Back in July 2017, when it was revealed that Tarantino’s next project was connected to the Manson Family murders, it was condemned in some quarters as an insulting and exploitative stunt. We usually require at least a fig-leaf of compassion for the victims in true-crime adaptations, and even Tarantino partisans like myself – I don’t think he’s made a bad film yet – found ourselves wondering how he might square his more outré stylistic impulses with the depiction of a real mass murder in which five people and one unborn child lost their lives.

After all, it’s one thing to slice off with gusto a fictional policeman’s ear; it’s quite another to linger over the gory details of a massacre that took place within living memory, and which still carries a dread historical significance.

In her essay The White Album, Joan Didion wrote: “Many people I know in Los Angeles believe that the Sixties ended abruptly on August 9, 1969, ended at the exact moment when word of the murders on Cielo Drive traveled like brushfire through the community, and in a sense this is true.”

Early in Once Upon a Time in Hollywood, as Leonardo DiCaprio and Brad Pitt’s characters drive up the hill towards Leo’s bachelor pad, the camera cranes up gently to reveal a street sign: Cielo Drive. Tarantino understands how charged that name is; he can hear the Molotov cocktails clinking as he shoulders the crate.

As you may have read in the reviews from Cannes, much of the film is taken up with following DiCaprio and Pitt’s characters – a fading TV actor and his long-serving stunt double – as they amusingly go about their lives in Los Angeles, while Margot Robbie’s Sharon Tate is a relatively minor presence. But the spectre of the murders is just over the horizon, and when the night of the 9th finally arrives, you feel the mood in the cinema shift.

No spoilers whatsoever about what transpires on screen. But in the audience, as it became clear how Tarantino was going to handle this extraordinarily loaded moment, the room soured and split, like a pan of cream left too long on the hob. I craned in, amazed, but felt the person beside me recoil in either dismay or disgust.

Two weeks on, I’m convinced that the scene is the boldest and most graphically violent of Tarantino’s career – I had to shield my eyes at one point, found myself involuntarily groaning “oh no” at another – and a dead cert for the most controversial.

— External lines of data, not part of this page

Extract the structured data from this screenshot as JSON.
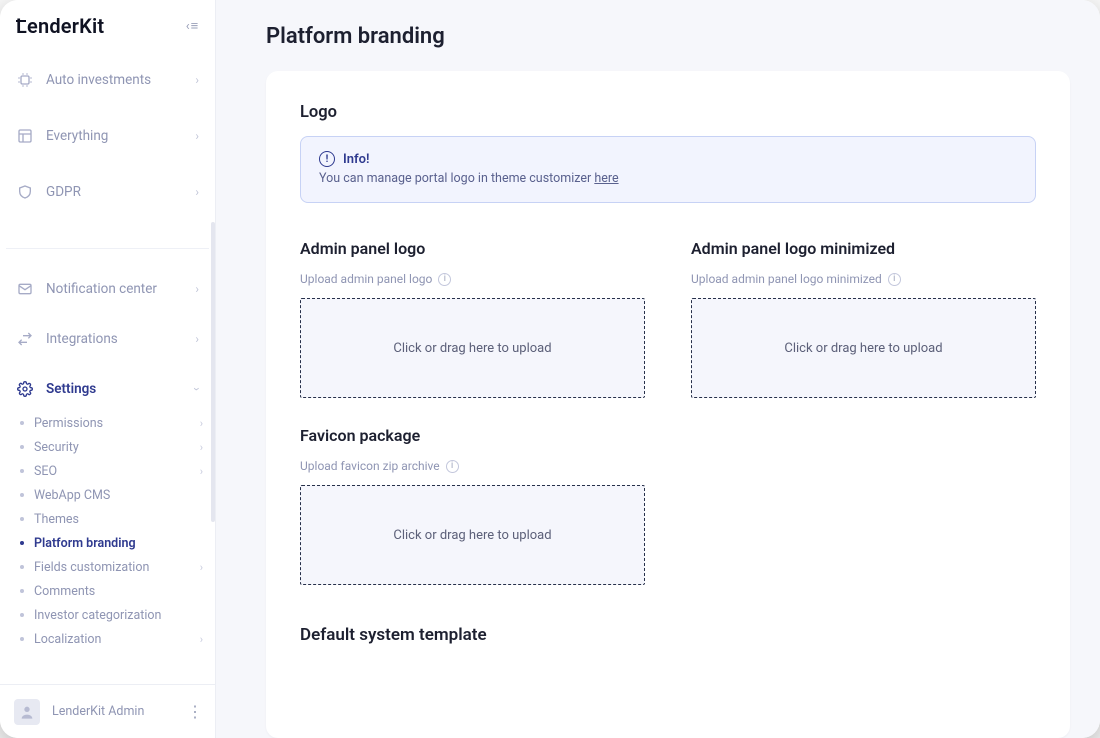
{
  "brand": "LenderKit",
  "page_title": "Platform branding",
  "sidebar": {
    "items": [
      {
        "label": "Auto investments",
        "icon": "cpu",
        "expandable": true
      },
      {
        "label": "Everything",
        "icon": "layout",
        "expandable": true
      },
      {
        "label": "GDPR",
        "icon": "shield",
        "expandable": true
      }
    ],
    "items2": [
      {
        "label": "Notification center",
        "icon": "mail",
        "expandable": true
      },
      {
        "label": "Integrations",
        "icon": "swap",
        "expandable": true
      },
      {
        "label": "Settings",
        "icon": "gear",
        "expandable": true,
        "active": true
      }
    ],
    "sub": [
      {
        "label": "Permissions",
        "chev": true
      },
      {
        "label": "Security",
        "chev": true
      },
      {
        "label": "SEO",
        "chev": true
      },
      {
        "label": "WebApp CMS",
        "chev": false
      },
      {
        "label": "Themes",
        "chev": false
      },
      {
        "label": "Platform branding",
        "chev": false,
        "active": true
      },
      {
        "label": "Fields customization",
        "chev": true
      },
      {
        "label": "Comments",
        "chev": false
      },
      {
        "label": "Investor categorization",
        "chev": false
      },
      {
        "label": "Localization",
        "chev": true
      }
    ]
  },
  "user": {
    "name": "LenderKit Admin"
  },
  "logo_section": {
    "title": "Logo",
    "info_title": "Info!",
    "info_text": "You can manage portal logo in theme customizer ",
    "info_link": "here"
  },
  "uploads": {
    "admin_logo": {
      "title": "Admin panel logo",
      "subtitle": "Upload admin panel logo",
      "dropzone": "Click or drag here to upload"
    },
    "admin_logo_min": {
      "title": "Admin panel logo minimized",
      "subtitle": "Upload admin panel logo minimized",
      "dropzone": "Click or drag here to upload"
    },
    "favicon": {
      "title": "Favicon package",
      "subtitle": "Upload favicon zip archive",
      "dropzone": "Click or drag here to upload"
    }
  },
  "bottom_section": "Default system template"
}
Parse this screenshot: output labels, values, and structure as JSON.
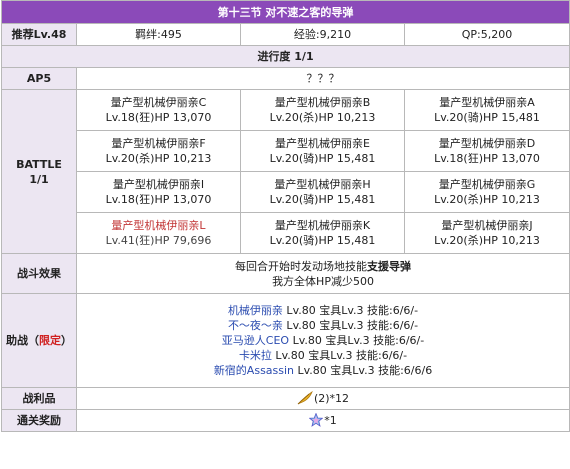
{
  "header": {
    "title": "第十三节 对不速之客的导弹"
  },
  "info": {
    "recommend": "推荐Lv.48",
    "bond": "羁绊:495",
    "exp": "经验:9,210",
    "qp": "QP:5,200"
  },
  "progress": "进行度 1/1",
  "ap": {
    "label": "AP5",
    "value": "？？？"
  },
  "battle": {
    "label_line1": "BATTLE",
    "label_line2": "1/1",
    "enemies": [
      {
        "name": "量产型机械伊丽亲C",
        "stat": "Lv.18(狂)HP 13,070"
      },
      {
        "name": "量产型机械伊丽亲B",
        "stat": "Lv.20(杀)HP 10,213"
      },
      {
        "name": "量产型机械伊丽亲A",
        "stat": "Lv.20(骑)HP 15,481"
      },
      {
        "name": "量产型机械伊丽亲F",
        "stat": "Lv.20(杀)HP 10,213"
      },
      {
        "name": "量产型机械伊丽亲E",
        "stat": "Lv.20(骑)HP 15,481"
      },
      {
        "name": "量产型机械伊丽亲D",
        "stat": "Lv.18(狂)HP 13,070"
      },
      {
        "name": "量产型机械伊丽亲I",
        "stat": "Lv.18(狂)HP 13,070"
      },
      {
        "name": "量产型机械伊丽亲H",
        "stat": "Lv.20(骑)HP 15,481"
      },
      {
        "name": "量产型机械伊丽亲G",
        "stat": "Lv.20(杀)HP 10,213"
      },
      {
        "name": "量产型机械伊丽亲L",
        "stat": "Lv.41(狂)HP 79,696"
      },
      {
        "name": "量产型机械伊丽亲K",
        "stat": "Lv.20(骑)HP 15,481"
      },
      {
        "name": "量产型机械伊丽亲J",
        "stat": "Lv.20(杀)HP 10,213"
      }
    ]
  },
  "effect": {
    "label": "战斗效果",
    "line1_a": "每回合开始时发动场地技能",
    "line1_b": "支援导弹",
    "line2": "我方全体HP减少500"
  },
  "support": {
    "label_a": "助战（",
    "label_b": "限定",
    "label_c": "）",
    "items": [
      {
        "name": "机械伊丽亲",
        "detail": " Lv.80 宝具Lv.3 技能:6/6/-"
      },
      {
        "name": "不～夜～亲",
        "detail": " Lv.80 宝具Lv.3 技能:6/6/-"
      },
      {
        "name": "亚马逊人CEO",
        "detail": " Lv.80 宝具Lv.3 技能:6/6/-"
      },
      {
        "name": "卡米拉",
        "detail": " Lv.80 宝具Lv.3 技能:6/6/-"
      },
      {
        "name": "新宿的Assassin",
        "detail": " Lv.80 宝具Lv.3 技能:6/6/6"
      }
    ]
  },
  "loot": {
    "label": "战利品",
    "icon": "feather-icon",
    "text": "(2)*12"
  },
  "reward": {
    "label": "通关奖励",
    "icon": "saint-quartz-icon",
    "text": "*1"
  },
  "colors": {
    "title_bg": "#8b4ab9",
    "header_bg": "#ece6f2",
    "link": "#2b4cb0",
    "highlight": "#d02020",
    "boss_name": "#c23535"
  }
}
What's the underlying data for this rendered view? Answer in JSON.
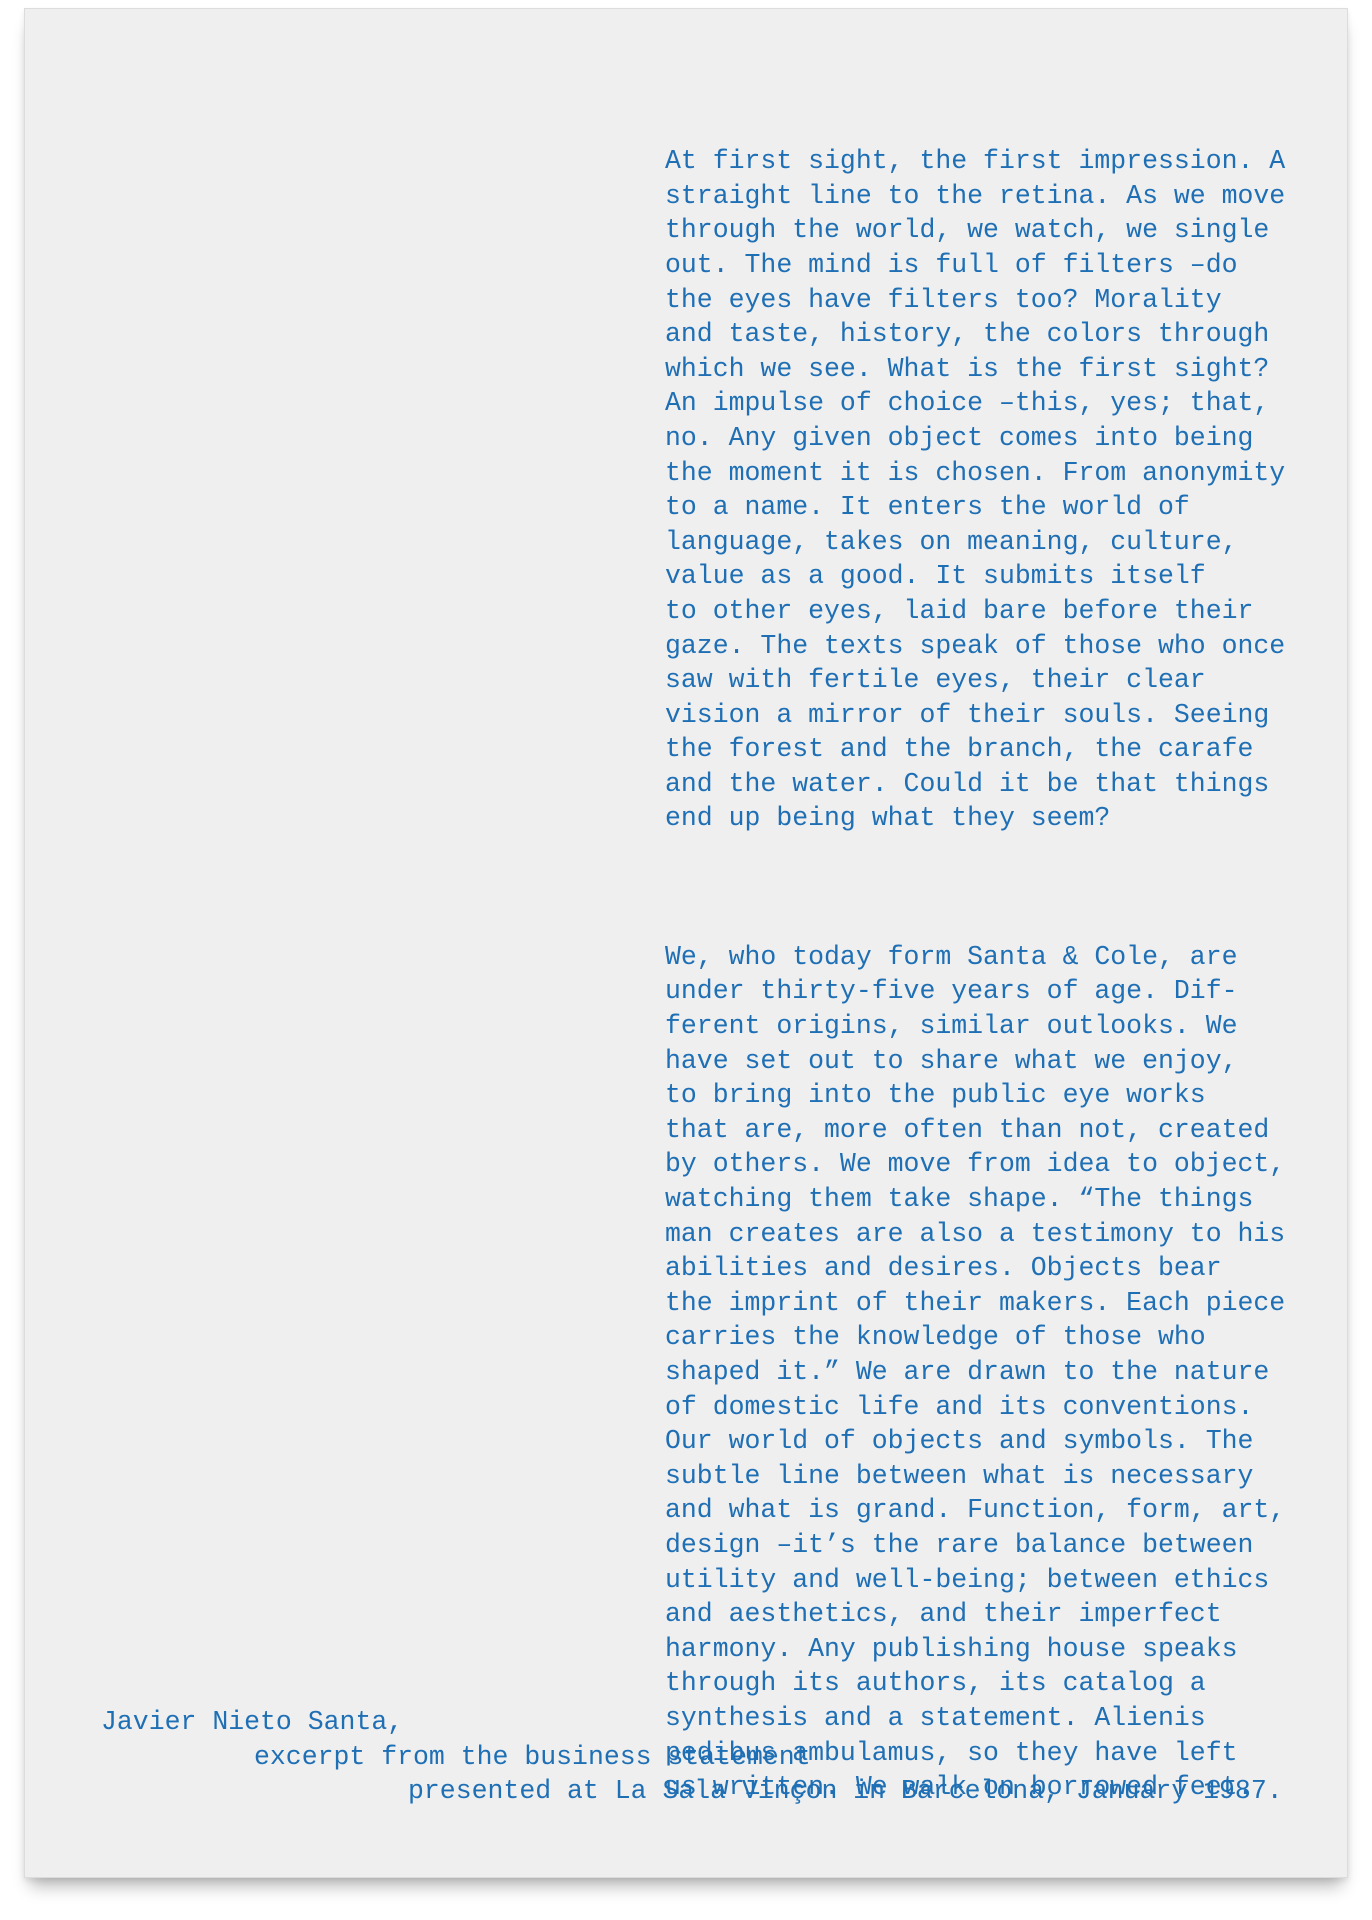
{
  "document": {
    "paragraphs": [
      "At first sight, the first impression. A\nstraight line to the retina. As we move\nthrough the world, we watch, we single\nout. The mind is full of filters –do\nthe eyes have filters too? Morality\nand taste, history, the colors through\nwhich we see. What is the first sight?\nAn impulse of choice –this, yes; that,\nno. Any given object comes into being\nthe moment it is chosen. From anonymity\nto a name. It enters the world of\nlanguage, takes on meaning, culture,\nvalue as a good. It submits itself\nto other eyes, laid bare before their\ngaze. The texts speak of those who once\nsaw with fertile eyes, their clear\nvision a mirror of their souls. Seeing\nthe forest and the branch, the carafe\nand the water. Could it be that things\nend up being what they seem?",
      "We, who today form Santa & Cole, are\nunder thirty-five years of age. Dif-\nferent origins, similar outlooks. We\nhave set out to share what we enjoy,\nto bring into the public eye works\nthat are, more often than not, created\nby others. We move from idea to object,\nwatching them take shape. “The things\nman creates are also a testimony to his\nabilities and desires. Objects bear\nthe imprint of their makers. Each piece\ncarries the knowledge of those who\nshaped it.” We are drawn to the nature\nof domestic life and its conventions.\nOur world of objects and symbols. The\nsubtle line between what is necessary\nand what is grand. Function, form, art,\ndesign –it’s the rare balance between\nutility and well-being; between ethics\nand aesthetics, and their imperfect\nharmony. Any publishing house speaks\nthrough its authors, its catalog a\nsynthesis and a statement. Alienis\npedibus ambulamus, so they have left\nus written. We walk on borrowed feet."
    ],
    "signature": {
      "author": "Javier Nieto Santa,",
      "source": "excerpt from the business statement",
      "venue": "presented at La Sala Vinçon in Barcelona, January 1987."
    },
    "colors": {
      "text": "#1f6fb5",
      "paper": "#efefef"
    }
  }
}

People will be outraged by it, and with good reason. But in a strange and brilliant way, it takes Didion’s death-of-the-Sixties observation and pushes it through a hellfire-hot catharsis.

Hollywood summoned up this horror, the film seems to be saying, and now it’s Hollywood’s turn to exorcise it. I can’t wait until the release in August, when we can finally talk about why.

~ Robbie Collin